Why crypto software is illegal to export from the US

Basically the reason that it is illegal to export strong crypto software from the US is that the US State Deparment sees fit to classify crypto software as munitions along with chemical and biological weapons, tanks, heavy artillery, and military aircraft. Export of crypto software is tightly controlled, there are heavy penalties ($1,000,000 fines and long prison terms) for violating the ITAR regulations.

The office dealing with ITAR queries is called the Office of Defense Trade Controls (they renamed it from it's previous name 'Office of Munitions Control' to make it less obviously bogus as applied to things like crypto).

Now attempting to restrict crypto software has a several major flaws:

The regulations

Click here for some references for more background info on ITAR, current court cases by the EFF (Electronic Frontier Foundation), the Dan Berstien case (on constitutional free speech grounds), the Phil Zimmermann investigation, legal costs, and Phil Karns on-going fun with the US state department making a laughing stock of them by getting them to write letters banning the export of the very same data on a floppy disk which they allow to be exported in book form (the book being Bruce Schneier's "Applied Cryptography"). MIT (MIT distributes PGP these days) has also gotten in on the fun with the PGP source code and internals book. This book has 800 pages of PGP source code (in a nice OCR friendly font), plus annotations, and guess what? MIT is going to ask for permission to export the book, a la Phil Karn. Will the NSA and US state department say yes or will they say no? Fun isn't it: if they say yes, people say hmm, why can we export the source code in a book, I mean people outside the US have scanners, and that nice specially selected OCR font should ensure it scans no problem. The presumption so far is that they will have to say yes to the book, there is both a precedent (the above Applied Crypto book), and a hugely strong 1st ammendment principle of freedom of the press. This is good, forcing them into untenable situations weakens their position as it points out the illogical, and inconsistent nature of the ITARs (it's also quite amusing).

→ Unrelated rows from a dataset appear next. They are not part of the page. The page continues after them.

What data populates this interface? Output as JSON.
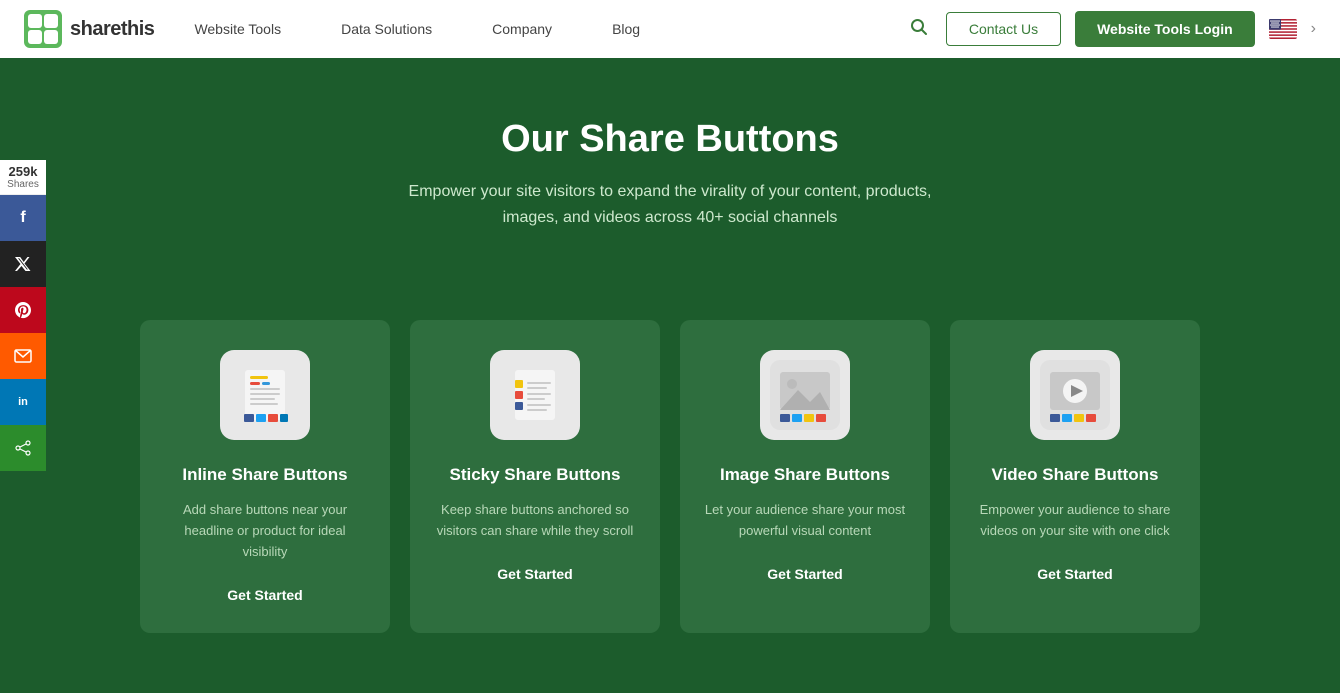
{
  "nav": {
    "logo_text": "sharethis",
    "links": [
      {
        "label": "Website Tools",
        "id": "website-tools"
      },
      {
        "label": "Data Solutions",
        "id": "data-solutions"
      },
      {
        "label": "Company",
        "id": "company"
      },
      {
        "label": "Blog",
        "id": "blog"
      }
    ],
    "contact_label": "Contact Us",
    "login_label": "Website Tools Login"
  },
  "share_counter": {
    "count": "259k",
    "label": "Shares"
  },
  "social_buttons": [
    {
      "id": "facebook",
      "symbol": "f",
      "class": "fb"
    },
    {
      "id": "twitter",
      "symbol": "𝕏",
      "class": "tw"
    },
    {
      "id": "pinterest",
      "symbol": "P",
      "class": "pi"
    },
    {
      "id": "email",
      "symbol": "✉",
      "class": "em"
    },
    {
      "id": "linkedin",
      "symbol": "in",
      "class": "li"
    },
    {
      "id": "share",
      "symbol": "⤢",
      "class": "sh"
    }
  ],
  "hero": {
    "title": "Our Share Buttons",
    "subtitle": "Empower your site visitors to expand the virality of your content, products, images, and videos across 40+ social channels"
  },
  "cards": [
    {
      "id": "inline",
      "title": "Inline Share Buttons",
      "desc": "Add share buttons near your headline or product for ideal visibility",
      "cta": "Get Started"
    },
    {
      "id": "sticky",
      "title": "Sticky Share Buttons",
      "desc": "Keep share buttons anchored so visitors can share while they scroll",
      "cta": "Get Started"
    },
    {
      "id": "image",
      "title": "Image Share Buttons",
      "desc": "Let your audience share your most powerful visual content",
      "cta": "Get Started"
    },
    {
      "id": "video",
      "title": "Video Share Buttons",
      "desc": "Empower your audience to share videos on your site with one click",
      "cta": "Get Started"
    }
  ]
}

The question one might be forgiven for asking is why does the NSA (US National Security Agency) seem so keen to restrict access to encryption software.

The official line, as you might expect, is "to protect national security interests". Of course given the widespread global availabilty of crypto expertise, and software described above, this does not actually add up.

Here are a few more likely (unofficial) reasons:

Comments, html bugs to me (Adam Back) at <aba@dcs.ex.ac.uk>